━━ Dataset content

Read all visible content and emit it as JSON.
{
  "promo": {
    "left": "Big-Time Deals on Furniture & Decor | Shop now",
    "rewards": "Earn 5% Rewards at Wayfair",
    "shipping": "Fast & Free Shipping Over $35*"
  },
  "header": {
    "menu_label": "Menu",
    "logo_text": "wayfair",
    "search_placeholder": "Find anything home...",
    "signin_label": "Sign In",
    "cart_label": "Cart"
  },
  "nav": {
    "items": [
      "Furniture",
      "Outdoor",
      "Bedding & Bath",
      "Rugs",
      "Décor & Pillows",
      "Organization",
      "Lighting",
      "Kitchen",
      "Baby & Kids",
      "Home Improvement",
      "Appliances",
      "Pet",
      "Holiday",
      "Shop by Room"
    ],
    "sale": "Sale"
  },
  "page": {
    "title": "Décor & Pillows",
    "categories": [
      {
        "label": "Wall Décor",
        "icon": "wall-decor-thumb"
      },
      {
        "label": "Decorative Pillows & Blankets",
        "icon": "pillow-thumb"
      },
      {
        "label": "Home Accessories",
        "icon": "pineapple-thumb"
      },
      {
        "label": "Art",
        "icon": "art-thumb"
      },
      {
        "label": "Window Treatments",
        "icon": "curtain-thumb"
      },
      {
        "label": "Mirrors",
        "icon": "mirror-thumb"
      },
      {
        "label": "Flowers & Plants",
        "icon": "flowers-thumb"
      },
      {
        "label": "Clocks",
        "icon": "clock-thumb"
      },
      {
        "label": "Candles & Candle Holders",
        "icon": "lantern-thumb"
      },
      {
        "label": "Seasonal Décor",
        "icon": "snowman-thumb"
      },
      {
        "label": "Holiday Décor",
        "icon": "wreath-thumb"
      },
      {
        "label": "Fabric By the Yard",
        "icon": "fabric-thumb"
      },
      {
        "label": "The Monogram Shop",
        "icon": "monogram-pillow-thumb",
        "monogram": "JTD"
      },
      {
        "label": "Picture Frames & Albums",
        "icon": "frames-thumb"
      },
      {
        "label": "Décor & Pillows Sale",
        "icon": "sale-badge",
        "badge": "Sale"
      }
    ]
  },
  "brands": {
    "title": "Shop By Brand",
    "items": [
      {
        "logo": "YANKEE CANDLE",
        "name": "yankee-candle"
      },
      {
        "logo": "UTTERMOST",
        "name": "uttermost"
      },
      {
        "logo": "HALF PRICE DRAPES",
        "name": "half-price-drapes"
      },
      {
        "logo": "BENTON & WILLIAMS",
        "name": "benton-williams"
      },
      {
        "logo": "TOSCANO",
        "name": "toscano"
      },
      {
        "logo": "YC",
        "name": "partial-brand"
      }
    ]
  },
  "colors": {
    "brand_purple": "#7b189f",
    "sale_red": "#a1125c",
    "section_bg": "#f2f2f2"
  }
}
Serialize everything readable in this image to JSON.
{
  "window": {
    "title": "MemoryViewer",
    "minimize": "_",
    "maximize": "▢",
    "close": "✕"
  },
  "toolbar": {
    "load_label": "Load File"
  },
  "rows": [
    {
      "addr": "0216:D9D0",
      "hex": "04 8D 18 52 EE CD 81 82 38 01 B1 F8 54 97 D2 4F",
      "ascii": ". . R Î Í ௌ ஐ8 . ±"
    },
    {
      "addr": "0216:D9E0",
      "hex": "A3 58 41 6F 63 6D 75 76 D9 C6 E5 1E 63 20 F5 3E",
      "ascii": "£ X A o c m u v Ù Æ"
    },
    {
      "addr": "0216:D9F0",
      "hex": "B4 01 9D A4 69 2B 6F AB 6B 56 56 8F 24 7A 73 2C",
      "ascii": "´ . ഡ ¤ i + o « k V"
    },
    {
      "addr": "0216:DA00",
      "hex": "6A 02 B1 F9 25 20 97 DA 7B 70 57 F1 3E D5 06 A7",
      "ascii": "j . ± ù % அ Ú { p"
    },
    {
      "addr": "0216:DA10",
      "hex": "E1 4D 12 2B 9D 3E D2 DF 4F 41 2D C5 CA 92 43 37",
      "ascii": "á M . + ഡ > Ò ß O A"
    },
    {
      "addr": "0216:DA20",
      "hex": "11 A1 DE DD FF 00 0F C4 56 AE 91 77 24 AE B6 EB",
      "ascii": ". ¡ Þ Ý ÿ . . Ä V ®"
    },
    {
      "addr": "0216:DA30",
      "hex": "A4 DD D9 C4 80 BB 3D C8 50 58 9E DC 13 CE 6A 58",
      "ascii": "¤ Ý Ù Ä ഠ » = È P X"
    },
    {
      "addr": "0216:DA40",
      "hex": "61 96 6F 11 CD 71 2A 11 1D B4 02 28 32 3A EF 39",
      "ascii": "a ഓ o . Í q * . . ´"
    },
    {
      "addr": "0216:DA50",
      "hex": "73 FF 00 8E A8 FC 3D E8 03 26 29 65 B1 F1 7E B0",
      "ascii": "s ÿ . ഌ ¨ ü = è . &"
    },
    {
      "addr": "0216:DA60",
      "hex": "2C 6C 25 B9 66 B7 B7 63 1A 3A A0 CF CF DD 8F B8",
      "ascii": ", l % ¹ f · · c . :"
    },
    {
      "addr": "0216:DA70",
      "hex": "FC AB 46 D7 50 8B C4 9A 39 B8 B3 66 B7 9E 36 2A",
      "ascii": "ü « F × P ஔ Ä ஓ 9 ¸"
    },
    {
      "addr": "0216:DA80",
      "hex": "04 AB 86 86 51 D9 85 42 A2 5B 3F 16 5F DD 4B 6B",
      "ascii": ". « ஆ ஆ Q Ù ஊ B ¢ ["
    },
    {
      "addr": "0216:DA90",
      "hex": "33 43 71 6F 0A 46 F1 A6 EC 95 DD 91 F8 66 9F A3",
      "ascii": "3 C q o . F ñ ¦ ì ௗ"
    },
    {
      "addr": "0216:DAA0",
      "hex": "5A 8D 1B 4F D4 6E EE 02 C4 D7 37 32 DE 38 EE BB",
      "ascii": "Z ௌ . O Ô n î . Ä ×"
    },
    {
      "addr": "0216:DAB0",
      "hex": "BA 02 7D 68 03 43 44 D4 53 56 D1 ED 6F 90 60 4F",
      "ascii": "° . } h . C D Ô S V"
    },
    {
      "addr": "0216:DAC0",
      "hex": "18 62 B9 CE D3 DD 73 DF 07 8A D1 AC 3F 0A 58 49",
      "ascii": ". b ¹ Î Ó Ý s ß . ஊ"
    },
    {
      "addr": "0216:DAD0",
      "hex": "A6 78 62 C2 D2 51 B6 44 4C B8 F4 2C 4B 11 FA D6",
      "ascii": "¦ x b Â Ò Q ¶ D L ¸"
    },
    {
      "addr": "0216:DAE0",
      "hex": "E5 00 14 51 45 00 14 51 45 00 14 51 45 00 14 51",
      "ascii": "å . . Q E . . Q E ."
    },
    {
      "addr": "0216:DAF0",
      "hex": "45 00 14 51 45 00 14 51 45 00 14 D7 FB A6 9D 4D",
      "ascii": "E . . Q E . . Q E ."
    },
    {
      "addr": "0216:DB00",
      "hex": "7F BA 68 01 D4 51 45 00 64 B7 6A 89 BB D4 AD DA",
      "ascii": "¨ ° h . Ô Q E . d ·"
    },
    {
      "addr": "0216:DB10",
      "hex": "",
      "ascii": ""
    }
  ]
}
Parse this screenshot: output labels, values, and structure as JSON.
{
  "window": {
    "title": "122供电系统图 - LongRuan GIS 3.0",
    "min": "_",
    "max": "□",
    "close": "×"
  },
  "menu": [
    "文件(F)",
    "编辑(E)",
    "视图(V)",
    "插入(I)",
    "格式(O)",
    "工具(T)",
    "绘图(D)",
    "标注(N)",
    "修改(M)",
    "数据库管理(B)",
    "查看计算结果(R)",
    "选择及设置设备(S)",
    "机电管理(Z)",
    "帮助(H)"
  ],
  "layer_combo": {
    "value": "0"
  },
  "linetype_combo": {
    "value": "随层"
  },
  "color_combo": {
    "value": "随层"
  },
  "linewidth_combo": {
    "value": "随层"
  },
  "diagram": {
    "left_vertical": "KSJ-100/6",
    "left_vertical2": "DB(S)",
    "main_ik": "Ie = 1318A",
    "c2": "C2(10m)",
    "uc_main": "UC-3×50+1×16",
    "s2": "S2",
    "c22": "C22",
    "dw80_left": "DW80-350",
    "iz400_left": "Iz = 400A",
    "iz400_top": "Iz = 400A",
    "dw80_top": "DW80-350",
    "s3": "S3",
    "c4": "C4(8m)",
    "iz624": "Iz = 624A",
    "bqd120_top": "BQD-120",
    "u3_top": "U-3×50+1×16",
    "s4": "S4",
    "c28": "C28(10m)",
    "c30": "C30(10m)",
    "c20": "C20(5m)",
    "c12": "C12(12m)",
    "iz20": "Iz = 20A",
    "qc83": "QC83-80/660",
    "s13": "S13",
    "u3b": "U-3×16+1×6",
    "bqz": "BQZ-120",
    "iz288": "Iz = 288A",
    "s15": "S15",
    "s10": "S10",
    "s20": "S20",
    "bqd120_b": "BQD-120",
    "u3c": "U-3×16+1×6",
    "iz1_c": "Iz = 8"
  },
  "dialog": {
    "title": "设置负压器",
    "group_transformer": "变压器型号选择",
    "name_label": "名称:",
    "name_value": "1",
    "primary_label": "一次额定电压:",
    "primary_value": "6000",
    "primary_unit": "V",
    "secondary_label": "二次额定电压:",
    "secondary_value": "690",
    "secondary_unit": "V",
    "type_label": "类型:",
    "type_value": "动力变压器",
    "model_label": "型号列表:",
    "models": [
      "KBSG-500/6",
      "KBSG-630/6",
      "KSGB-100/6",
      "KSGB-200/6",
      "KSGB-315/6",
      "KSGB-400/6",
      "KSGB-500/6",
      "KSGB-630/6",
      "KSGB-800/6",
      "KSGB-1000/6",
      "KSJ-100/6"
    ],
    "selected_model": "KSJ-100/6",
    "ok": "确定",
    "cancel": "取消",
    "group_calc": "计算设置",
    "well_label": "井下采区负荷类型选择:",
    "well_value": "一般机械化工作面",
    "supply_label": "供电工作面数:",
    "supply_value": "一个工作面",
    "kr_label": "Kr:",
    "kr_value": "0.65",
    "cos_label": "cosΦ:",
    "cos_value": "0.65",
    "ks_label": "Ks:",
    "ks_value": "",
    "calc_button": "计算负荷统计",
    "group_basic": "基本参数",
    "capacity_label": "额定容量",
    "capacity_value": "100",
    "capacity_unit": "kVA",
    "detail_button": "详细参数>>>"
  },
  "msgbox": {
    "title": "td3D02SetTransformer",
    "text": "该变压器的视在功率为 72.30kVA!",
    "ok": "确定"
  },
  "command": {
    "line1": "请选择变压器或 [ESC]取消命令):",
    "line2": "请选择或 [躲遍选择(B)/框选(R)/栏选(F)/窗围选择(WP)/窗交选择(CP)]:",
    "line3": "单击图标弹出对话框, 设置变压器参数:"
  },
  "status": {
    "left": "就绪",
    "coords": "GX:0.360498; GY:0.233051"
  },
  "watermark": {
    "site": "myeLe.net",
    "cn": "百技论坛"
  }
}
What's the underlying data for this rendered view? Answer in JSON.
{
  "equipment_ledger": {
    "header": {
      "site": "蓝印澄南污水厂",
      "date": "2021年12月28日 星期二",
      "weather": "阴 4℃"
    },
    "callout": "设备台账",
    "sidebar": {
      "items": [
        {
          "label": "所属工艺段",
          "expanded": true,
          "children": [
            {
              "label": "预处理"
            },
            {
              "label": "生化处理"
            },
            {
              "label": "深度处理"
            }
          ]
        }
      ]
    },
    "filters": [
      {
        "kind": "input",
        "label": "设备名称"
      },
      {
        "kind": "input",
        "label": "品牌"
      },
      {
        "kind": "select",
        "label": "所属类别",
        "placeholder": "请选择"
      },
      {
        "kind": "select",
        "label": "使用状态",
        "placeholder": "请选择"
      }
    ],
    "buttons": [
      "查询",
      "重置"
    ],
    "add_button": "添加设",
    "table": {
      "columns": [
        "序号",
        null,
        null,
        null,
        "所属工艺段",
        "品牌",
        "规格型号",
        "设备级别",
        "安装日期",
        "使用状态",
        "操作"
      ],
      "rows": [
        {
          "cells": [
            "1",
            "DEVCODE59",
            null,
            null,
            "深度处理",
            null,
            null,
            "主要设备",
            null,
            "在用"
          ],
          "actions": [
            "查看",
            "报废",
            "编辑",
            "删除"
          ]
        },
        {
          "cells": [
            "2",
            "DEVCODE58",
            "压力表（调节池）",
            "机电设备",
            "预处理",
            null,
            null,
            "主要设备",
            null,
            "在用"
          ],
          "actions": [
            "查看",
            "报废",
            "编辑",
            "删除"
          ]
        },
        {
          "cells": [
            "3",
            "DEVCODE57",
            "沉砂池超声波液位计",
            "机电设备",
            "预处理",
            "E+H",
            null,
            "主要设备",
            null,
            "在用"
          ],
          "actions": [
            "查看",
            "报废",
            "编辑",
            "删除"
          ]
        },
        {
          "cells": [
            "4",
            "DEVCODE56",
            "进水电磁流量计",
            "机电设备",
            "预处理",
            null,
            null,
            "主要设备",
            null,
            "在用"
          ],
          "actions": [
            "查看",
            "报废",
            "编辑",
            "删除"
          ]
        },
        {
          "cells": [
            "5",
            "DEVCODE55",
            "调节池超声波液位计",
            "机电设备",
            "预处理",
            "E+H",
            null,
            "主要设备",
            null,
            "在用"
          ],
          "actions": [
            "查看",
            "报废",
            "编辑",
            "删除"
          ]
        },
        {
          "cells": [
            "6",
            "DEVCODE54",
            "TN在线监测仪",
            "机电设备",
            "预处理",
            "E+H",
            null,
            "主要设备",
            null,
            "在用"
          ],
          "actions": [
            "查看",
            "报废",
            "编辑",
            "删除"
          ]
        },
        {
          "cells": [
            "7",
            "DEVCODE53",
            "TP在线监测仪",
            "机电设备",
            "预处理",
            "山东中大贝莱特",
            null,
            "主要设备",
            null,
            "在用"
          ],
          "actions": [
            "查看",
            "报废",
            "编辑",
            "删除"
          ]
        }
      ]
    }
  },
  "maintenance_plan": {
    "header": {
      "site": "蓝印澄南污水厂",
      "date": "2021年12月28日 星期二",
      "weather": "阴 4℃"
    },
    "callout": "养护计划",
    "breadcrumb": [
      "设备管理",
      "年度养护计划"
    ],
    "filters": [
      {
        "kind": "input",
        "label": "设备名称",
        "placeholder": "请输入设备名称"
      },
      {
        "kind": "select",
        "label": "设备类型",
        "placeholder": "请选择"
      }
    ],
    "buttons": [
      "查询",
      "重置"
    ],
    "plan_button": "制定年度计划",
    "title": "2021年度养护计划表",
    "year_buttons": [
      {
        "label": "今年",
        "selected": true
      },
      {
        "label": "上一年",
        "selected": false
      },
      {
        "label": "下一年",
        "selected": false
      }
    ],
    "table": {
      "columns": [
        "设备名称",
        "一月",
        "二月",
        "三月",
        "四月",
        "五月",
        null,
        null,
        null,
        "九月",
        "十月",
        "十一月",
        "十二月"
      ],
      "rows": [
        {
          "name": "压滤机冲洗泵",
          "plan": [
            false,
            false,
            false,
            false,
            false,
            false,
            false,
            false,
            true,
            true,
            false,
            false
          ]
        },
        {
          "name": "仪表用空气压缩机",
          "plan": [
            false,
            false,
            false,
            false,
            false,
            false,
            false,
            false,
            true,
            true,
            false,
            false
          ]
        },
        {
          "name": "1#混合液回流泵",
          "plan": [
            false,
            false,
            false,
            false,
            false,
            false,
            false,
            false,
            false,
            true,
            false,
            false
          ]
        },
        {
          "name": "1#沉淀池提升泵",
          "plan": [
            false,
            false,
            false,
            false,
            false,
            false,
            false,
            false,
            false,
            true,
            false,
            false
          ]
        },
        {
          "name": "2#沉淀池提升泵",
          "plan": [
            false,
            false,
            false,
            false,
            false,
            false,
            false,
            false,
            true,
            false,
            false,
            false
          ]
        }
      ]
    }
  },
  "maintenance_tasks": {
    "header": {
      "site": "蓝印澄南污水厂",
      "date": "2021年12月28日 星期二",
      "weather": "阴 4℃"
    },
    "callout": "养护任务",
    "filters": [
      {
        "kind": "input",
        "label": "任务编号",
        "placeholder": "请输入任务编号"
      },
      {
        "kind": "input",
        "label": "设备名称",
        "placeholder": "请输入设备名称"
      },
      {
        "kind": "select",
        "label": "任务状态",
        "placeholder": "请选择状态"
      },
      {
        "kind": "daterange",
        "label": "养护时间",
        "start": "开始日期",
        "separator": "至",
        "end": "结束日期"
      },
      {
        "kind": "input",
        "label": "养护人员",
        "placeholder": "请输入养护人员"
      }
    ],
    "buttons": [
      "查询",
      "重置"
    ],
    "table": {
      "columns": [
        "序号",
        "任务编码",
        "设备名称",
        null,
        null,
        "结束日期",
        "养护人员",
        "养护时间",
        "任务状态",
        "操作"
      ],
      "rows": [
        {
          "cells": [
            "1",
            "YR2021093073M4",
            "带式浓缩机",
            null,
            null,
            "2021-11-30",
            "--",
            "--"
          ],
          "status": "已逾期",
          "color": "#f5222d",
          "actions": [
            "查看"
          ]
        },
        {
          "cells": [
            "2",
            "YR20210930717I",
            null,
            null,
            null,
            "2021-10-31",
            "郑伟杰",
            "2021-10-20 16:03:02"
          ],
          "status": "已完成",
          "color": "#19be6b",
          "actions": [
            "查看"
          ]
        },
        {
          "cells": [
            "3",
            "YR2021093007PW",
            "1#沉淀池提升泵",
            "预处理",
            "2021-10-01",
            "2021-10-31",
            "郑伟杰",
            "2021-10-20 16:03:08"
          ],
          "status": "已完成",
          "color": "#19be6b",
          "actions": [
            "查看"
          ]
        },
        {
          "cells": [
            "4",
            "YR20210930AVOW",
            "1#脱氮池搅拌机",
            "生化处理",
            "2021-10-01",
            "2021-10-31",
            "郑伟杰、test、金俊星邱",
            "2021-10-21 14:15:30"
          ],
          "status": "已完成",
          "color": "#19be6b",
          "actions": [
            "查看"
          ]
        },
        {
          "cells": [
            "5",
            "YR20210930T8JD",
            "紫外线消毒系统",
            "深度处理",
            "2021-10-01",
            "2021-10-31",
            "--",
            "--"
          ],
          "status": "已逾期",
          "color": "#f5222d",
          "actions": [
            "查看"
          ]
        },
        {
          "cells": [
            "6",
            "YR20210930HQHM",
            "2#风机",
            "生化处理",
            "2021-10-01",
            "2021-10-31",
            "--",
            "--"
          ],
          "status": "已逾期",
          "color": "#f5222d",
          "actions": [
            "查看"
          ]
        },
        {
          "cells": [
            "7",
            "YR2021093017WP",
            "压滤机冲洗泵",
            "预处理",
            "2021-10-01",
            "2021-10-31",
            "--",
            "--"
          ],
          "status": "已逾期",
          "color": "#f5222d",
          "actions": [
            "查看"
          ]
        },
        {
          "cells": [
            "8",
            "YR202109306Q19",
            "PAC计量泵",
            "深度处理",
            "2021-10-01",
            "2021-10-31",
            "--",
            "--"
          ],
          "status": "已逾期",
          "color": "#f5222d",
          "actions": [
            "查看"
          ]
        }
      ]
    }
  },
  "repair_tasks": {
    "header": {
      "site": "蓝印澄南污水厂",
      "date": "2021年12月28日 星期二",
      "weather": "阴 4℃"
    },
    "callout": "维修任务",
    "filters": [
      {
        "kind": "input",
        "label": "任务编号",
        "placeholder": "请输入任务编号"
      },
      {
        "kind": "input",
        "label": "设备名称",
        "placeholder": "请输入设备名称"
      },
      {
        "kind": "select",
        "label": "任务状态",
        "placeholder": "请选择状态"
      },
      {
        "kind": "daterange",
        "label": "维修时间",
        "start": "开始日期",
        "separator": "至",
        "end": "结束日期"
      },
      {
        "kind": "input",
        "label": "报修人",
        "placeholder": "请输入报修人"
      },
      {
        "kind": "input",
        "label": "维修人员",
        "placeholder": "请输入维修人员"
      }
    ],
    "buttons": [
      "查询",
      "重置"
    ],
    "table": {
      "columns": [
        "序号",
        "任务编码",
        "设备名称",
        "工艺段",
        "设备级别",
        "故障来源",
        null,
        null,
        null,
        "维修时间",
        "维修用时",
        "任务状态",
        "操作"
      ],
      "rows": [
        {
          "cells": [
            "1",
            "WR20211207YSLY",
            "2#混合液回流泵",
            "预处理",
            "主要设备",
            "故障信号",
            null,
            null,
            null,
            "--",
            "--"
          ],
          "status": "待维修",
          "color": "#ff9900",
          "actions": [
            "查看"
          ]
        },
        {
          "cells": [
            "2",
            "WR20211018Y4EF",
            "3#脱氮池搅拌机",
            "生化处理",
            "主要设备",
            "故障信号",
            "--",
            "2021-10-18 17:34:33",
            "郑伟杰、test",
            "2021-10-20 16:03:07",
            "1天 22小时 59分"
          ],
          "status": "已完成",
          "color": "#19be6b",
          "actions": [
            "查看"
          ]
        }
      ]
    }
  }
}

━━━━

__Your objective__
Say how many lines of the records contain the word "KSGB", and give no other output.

__Answer section__
8